A. Yes, if left untreated, pet shock can lead to organ failure, cardiac arrest, and death.
Q. What should I do if I suspect my pet is in shock?
A. If you suspect that your pet is in shock, seek veterinary care immediately. Time is of the essence when it comes to treating pet shock, and delaying treatment can lead to serious consequences.
Q. How can I prevent my pet from going into shock?
A. Preventing pet shock requires being vigilant about your pet’s health and safety. Keep your pet hydrated, avoid exposing them to extreme temperatures, and keep them away from hazardous materials or dangerous situations. Ensure your pet receives regular veterinary care to monitor their health and catch any potential problems early.
Q. How long does it take to recover from pet shock?
A. The recovery time for pet shock depends on the severity of the condition and the underlying cause. Your veterinarian will be able to provide you with a better idea of your pet’s expected recovery time based on their individual case.

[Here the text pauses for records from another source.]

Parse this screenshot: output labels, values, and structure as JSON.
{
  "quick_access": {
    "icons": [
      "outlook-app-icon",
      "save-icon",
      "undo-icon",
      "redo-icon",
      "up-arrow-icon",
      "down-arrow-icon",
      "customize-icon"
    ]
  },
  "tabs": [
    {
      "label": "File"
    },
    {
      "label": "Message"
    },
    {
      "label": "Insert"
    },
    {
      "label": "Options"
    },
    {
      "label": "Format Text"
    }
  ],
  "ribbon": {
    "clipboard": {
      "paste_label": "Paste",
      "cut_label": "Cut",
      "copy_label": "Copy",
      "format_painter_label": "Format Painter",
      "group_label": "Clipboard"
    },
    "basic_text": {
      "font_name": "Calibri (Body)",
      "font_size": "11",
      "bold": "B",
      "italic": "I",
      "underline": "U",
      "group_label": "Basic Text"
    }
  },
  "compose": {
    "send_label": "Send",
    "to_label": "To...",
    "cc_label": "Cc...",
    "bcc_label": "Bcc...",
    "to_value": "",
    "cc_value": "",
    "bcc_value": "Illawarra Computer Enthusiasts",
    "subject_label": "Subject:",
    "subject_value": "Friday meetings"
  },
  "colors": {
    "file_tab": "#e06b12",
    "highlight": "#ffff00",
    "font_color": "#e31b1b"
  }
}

Q. What can I do to help my pet if they are in shock?
A. While you wait for veterinary care, keep your pet warm and quiet to reduce stress and conserve energy. Elevate their legs to improve blood flow to vital organs, and administer CPR if your pet stops breathing or their heart stops. It’s important to remember that these first-aid steps should not replace veterinary care, and you should seek treatment as soon as possible.